<<<<

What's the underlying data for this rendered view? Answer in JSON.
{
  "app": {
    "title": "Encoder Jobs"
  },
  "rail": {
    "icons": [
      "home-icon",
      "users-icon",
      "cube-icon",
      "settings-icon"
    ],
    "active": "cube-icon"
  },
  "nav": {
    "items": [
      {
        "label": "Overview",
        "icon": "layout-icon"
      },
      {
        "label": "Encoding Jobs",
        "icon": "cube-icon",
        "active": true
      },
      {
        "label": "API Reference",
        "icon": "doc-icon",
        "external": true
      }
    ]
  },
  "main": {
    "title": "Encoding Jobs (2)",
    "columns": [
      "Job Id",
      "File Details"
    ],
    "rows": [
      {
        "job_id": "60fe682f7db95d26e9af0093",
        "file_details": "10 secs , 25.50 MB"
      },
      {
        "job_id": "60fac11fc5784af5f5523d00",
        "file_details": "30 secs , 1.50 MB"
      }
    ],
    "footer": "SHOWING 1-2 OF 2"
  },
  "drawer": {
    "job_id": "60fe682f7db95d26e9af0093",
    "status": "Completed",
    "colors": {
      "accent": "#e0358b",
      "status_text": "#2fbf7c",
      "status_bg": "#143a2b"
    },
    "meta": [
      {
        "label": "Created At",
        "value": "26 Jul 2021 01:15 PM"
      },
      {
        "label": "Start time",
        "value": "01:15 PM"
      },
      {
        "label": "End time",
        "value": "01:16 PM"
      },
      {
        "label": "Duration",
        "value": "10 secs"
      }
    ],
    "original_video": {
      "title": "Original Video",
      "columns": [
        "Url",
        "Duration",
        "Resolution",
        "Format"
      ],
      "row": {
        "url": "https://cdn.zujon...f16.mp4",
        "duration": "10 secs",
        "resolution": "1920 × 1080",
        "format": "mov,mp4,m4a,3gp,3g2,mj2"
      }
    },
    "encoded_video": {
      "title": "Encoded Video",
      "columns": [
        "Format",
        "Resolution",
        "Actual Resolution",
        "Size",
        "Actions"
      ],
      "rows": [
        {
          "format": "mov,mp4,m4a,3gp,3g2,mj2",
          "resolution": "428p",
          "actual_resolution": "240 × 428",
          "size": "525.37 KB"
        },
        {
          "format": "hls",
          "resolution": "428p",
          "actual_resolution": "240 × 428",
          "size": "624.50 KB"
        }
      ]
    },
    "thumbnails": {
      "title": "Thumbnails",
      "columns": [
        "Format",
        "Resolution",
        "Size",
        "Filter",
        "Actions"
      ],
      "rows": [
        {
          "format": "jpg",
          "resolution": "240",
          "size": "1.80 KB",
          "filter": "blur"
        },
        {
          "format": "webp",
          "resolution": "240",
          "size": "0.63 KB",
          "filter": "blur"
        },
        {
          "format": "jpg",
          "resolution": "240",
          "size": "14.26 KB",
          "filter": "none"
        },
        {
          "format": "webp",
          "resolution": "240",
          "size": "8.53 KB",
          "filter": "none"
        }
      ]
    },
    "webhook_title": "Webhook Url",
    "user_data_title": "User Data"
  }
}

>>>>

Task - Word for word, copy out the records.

Result of the task -
What's the underlying data for this rendered view? Answer in JSON.
{
  "app": {
    "title": "Encoder Jobs"
  },
  "rail": {
    "icons": [
      "home-icon",
      "users-icon",
      "cube-icon",
      "settings-icon"
    ],
    "active": "cube-icon"
  },
  "nav": {
    "items": [
      {
        "label": "Overview",
        "icon": "layout-icon"
      },
      {
        "label": "Encoding Jobs",
        "icon": "cube-icon",
        "active": true
      },
      {
        "label": "API Reference",
        "icon": "doc-icon",
        "external": true
      }
    ]
  },
  "main": {
    "title": "Encoding Jobs (2)",
    "columns": [
      "Job Id",
      "File Details"
    ],
    "rows": [
      {
        "job_id": "60fe682f7db95d26e9af0093",
        "file_details": "10 secs , 25.50 MB"
      },
      {
        "job_id": "60fac11fc5784af5f5523d00",
        "file_details": "30 secs , 1.50 MB"
      }
    ],
    "footer": "SHOWING 1-2 OF 2"
  },
  "drawer": {
    "job_id": "60fe682f7db95d26e9af0093",
    "status": "Completed",
    "colors": {
      "accent": "#e0358b",
      "status_text": "#2fbf7c",
      "status_bg": "#143a2b"
    },
    "meta": [
      {
        "label": "Created At",
        "value": "26 Jul 2021 01:15 PM"
      },
      {
        "label": "Start time",
        "value": "01:15 PM"
      },
      {
        "label": "End time",
        "value": "01:16 PM"
      },
      {
        "label": "Duration",
        "value": "10 secs"
      }
    ],
    "original_video": {
      "title": "Original Video",
      "columns": [
        "Url",
        "Duration",
        "Resolution",
        "Format"
      ],
      "row": {
        "url": "https://cdn.zujon...f16.mp4",
        "duration": "10 secs",
        "resolution": "1920 × 1080",
        "format": "mov,mp4,m4a,3gp,3g2,mj2"
      }
    },
    "encoded_video": {
      "title": "Encoded Video",
      "columns": [
        "Format",
        "Resolution",
        "Actual Resolution",
        "Size",
        "Actions"
      ],
      "rows": [
        {
          "format": "mov,mp4,m4a,3gp,3g2,mj2",
          "resolution": "428p",
          "actual_resolution": "240 × 428",
          "size": "525.37 KB"
        },
        {
          "format": "hls",
          "resolution": "428p",
          "actual_resolution": "240 × 428",
          "size": "624.50 KB"
        }
      ]
    },
    "thumbnails": {
      "title": "Thumbnails",
      "columns": [
        "Format",
        "Resolution",
        "Size",
        "Filter",
        "Actions"
      ],
      "rows": [
        {
          "format": "jpg",
          "resolution": "240",
          "size": "1.80 KB",
          "filter": "blur"
        },
        {
          "format": "webp",
          "resolution": "240",
          "size": "0.63 KB",
          "filter": "blur"
        },
        {
          "format": "jpg",
          "resolution": "240",
          "size": "14.26 KB",
          "filter": "none"
        },
        {
          "format": "webp",
          "resolution": "240",
          "size": "8.53 KB",
          "filter": "none"
        }
      ]
    },
    "webhook_title": "Webhook Url",
    "user_data_title": "User Data"
  }
}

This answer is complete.